Exercise brief:
The reply should hold every record, copied exactly.

^^^^^^^^^^^^^^^^

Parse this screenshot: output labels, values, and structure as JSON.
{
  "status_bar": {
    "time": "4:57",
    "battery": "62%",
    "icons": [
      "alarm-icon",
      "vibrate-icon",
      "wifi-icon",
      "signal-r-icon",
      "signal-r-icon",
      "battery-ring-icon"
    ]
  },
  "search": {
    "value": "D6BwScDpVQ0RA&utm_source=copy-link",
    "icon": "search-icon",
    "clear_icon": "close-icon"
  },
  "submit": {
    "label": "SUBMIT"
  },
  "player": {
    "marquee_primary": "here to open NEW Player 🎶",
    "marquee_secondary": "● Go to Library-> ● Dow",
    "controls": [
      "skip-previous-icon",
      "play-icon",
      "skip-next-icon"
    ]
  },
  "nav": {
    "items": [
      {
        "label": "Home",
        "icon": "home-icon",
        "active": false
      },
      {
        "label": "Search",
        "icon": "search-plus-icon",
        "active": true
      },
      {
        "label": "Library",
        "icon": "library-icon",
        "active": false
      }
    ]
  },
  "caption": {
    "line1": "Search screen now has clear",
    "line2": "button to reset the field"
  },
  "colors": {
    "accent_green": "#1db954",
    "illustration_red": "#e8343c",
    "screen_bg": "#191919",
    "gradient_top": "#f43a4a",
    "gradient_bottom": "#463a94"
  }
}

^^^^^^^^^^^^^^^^

Output for this exercise:
Parse this screenshot: output labels, values, and structure as JSON.
{
  "status_bar": {
    "time": "4:57",
    "battery": "62%",
    "icons": [
      "alarm-icon",
      "vibrate-icon",
      "wifi-icon",
      "signal-r-icon",
      "signal-r-icon",
      "battery-ring-icon"
    ]
  },
  "search": {
    "value": "D6BwScDpVQ0RA&utm_source=copy-link",
    "icon": "search-icon",
    "clear_icon": "close-icon"
  },
  "submit": {
    "label": "SUBMIT"
  },
  "player": {
    "marquee_primary": "here to open NEW Player 🎶",
    "marquee_secondary": "● Go to Library-> ● Dow",
    "controls": [
      "skip-previous-icon",
      "play-icon",
      "skip-next-icon"
    ]
  },
  "nav": {
    "items": [
      {
        "label": "Home",
        "icon": "home-icon",
        "active": false
      },
      {
        "label": "Search",
        "icon": "search-plus-icon",
        "active": true
      },
      {
        "label": "Library",
        "icon": "library-icon",
        "active": false
      }
    ]
  },
  "caption": {
    "line1": "Search screen now has clear",
    "line2": "button to reset the field"
  },
  "colors": {
    "accent_green": "#1db954",
    "illustration_red": "#e8343c",
    "screen_bg": "#191919",
    "gradient_top": "#f43a4a",
    "gradient_bottom": "#463a94"
  }
}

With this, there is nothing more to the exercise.